History of the Grey Collection

The Grey Collection website is dedicated to the Grey Collection, some 14,000 items given to the Auckland Free Public Library in 1887 by Sir George Grey, Governor of New Zealand, politician, linguist, collector, soldier and explorer. This remarkable gift and subsequent additions to it have made Auckland City Libraries the location of one of New Zealand’s three major heritage collections.


The Grey Collection forms part of the Sir George Grey Special Collections: Ta Hori Kerei - Nga kohinga taonga whakahirahira at Auckland City Libraries.

The Grey Collection consists of rare books, letters, photographs, ephemera, manuscripts, medieval manuscripts, sketches, drawings and maps. Subjects range from 19th century New Zealand history to languages, religion, performing arts and science.
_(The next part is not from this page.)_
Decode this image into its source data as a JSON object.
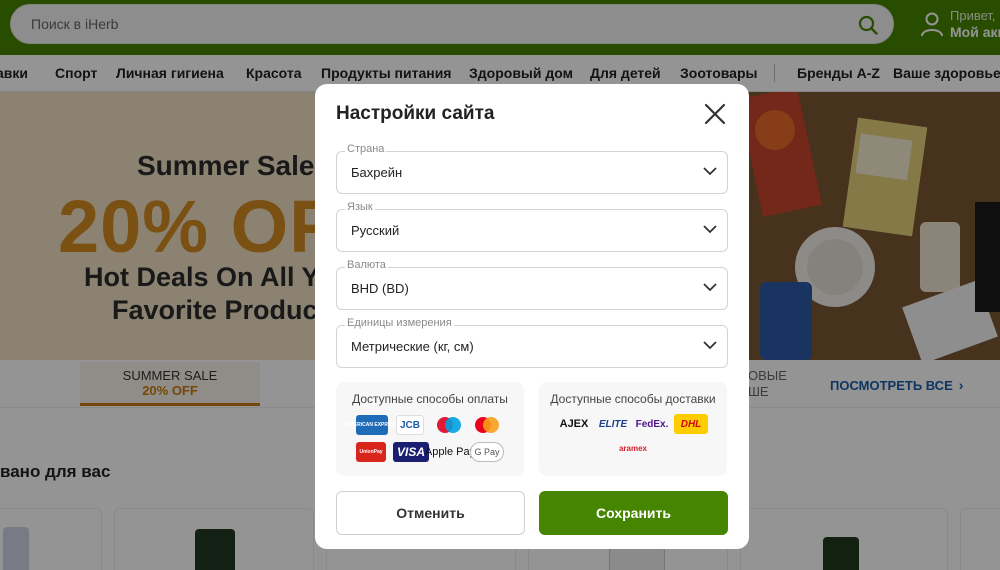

Among the items in the collection are the four Shakespeare folios, 34 medieval manuscripts (the earliest over 800 years old), some of the earliest and most important printed material in Māori and Grey’s personal papers and correspondence including letters from prominent Māori and international figures such as Charles Darwin and Florence Nightingale.

The Grey Collection is housed in secure, environmentally controlled conditions. Websites such as this one, and an ongoing programme of cataloguing and digitisation, make the Collection available and accessible beyond the walls of the library.

View the Grey collection online

A programme of online exhibitions, such as Shades of GreyReal Gold and Shakespeare, regularly features items from the Grey Collections.

To see more online exhibitions, visit Auckland City Libraries’ Digital Library.

Visit the Grey Collection

Sir George Grey Special Collections
Level 2, Central City Library
44 – 46 Lorne Street
Auckland City
Hours: Mon – Fri 9-5, Sat 10-4, Sundays: Exhibition Room only 10-4; Reading Room closed.

Did you know?

That when Abraham Ortelius' 'Epitome theatri ortellani' was published in 1595, it was the first time that a group of maps published in book form was referred to as an atlas.

The copy held in Sir George Grey Special Collections  is a later "pocket" edition.